  • Which is the original? Is “original” the one that is currently on the computer’s hard drive and you are restoring a copy of an older version, or is the “original” the older version you originally had that you are restoring?

  • Of course TM works with 10.15.1 also 10.15.2 but 10.15.3? think again. Article needs to be updated to address the many issues experienced by a multitude of users when trying to restore TM backups under Catalina 10.15.3. Popular opinion suggests: TM is now broken.

  • Time Machine under Catalina has given me error messages about duplicate “Macintosh HD” drives.

    This only occurred on non-APFS formatted drives.
    I have not seen any documentation that says APFS is required, but I would say it is recommended.

  • A Time Machine full restore worked for me a few years ago when my HD died. The question I have concerns multiple data partitions. Time Machine restored all the files to each (recreated on a new disk) partition, but it didn’t restore their top-level icon arrangements. Is there a procedure I should remember for next time?

  • I have a Apple Time Machine which worker for several years but then I would get a message that it was full. I’ve spoken to Apple tech support about it but was told that’s impossible.

    I was told to unplug the power to restart the Time Machine which I did only to have this message appear again in a couple of days.

    The Time Machine would have a blinking yellow light each time it would say it was full. I finally unplug it and left it alone. Is there another way to do a backup without using a Time Machine?

    • Time Machine will eventually fill up, and then it deletes the oldest material in order to make room for newer backups. You should just ignore the warnings that Time Machine is full. However, if it fills up very quickly, you probably should consider a larger Time Machine drive. It is recommended to have one which is at least twice as large as your boot drive, so there is plenty of room for the various snapshots and versions of files.

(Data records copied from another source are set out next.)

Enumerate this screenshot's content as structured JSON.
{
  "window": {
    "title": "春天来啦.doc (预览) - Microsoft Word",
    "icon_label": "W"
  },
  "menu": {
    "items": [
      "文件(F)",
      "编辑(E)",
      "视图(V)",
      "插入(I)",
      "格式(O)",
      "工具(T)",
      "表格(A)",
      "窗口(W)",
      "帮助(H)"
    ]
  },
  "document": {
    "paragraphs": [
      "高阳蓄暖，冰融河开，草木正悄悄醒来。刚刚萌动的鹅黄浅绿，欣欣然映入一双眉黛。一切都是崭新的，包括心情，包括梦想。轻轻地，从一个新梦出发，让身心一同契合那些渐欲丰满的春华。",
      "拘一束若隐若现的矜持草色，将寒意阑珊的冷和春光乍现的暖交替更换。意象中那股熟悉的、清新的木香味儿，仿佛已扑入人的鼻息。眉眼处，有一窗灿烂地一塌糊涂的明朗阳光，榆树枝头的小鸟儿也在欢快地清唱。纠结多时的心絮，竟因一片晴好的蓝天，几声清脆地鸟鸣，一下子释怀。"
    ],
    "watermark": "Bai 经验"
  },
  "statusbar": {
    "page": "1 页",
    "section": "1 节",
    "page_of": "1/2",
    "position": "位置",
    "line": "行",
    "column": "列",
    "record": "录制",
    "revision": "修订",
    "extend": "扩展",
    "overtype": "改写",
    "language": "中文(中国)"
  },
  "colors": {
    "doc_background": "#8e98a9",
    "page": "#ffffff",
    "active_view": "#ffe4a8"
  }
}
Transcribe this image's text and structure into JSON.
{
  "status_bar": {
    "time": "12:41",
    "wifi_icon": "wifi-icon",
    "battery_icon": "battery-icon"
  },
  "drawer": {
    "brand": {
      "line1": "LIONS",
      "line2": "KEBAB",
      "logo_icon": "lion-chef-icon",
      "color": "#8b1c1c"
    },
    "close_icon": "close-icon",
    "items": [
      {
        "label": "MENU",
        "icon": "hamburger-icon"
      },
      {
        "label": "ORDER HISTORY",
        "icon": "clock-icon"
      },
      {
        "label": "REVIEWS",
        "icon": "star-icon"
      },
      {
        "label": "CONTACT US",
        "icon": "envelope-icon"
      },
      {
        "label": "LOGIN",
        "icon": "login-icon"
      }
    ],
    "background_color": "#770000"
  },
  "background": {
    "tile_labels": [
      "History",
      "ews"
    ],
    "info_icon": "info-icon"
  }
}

  • I’ve attempted a Time Machine full restore twice, both times resulting in “Running bless to place boot files failed” error messages. I searched and found no on-point information. My advice is to forget Time Machine for full restores and stick to something that really works, like Carbon Copy Cloner.

  • This was an excellent presentation on how to use Time Machine. I’ve been going back-and-forth on whether or not to replace my 7 yo iMac with a new computer, or just replace the internal hard drive before it crashes. I’ve been using an external drive with time machine and now I feel more comfortable with being able to set up a new hard drive whether it is in a new computer or a new HD installed in my old computer. Thanks

    • Go for it! I’m a MAC noob…although I’ve been dissecting computers since last century.

      With guidance from the OWC videos and the SSD replacement kit, I successfully installed a SSD and maxed out the RAM on an iMac. Watch the video a couple times and have it handy when you do the upgrade.

      As for time machine, I used a freshly erased / initialized external drive. It is well worth the time it takes to make a full backup. I started mine before I went to work and it was ready when I got home.

      Give OWC the serial number of your iMac and they will make sure you get the right stuff.

      Once you go SSD you will never look back.

      Best of luck


  • I’ve done some restores from Time Machine before, from individual files to the entire system-going back a ways when it got messed up, to a point before the trouble showed up. But I hadn’t thought to use it over a clean install. That’s a good idea. Thanks.

    • P.S: Using Migration Assistant to select the files to be restored, as you suggested. Of course, if you need more granularity with your files, you could use Time Machine directly to select the files you want to restore. You might need more than one pass in that case, however. And you’ll want to turn off Time Machine backups until you get it all done. Be sure to turn it on again, and maybe make a note of when you did all this for future reference, in case you need to use Time Machine again.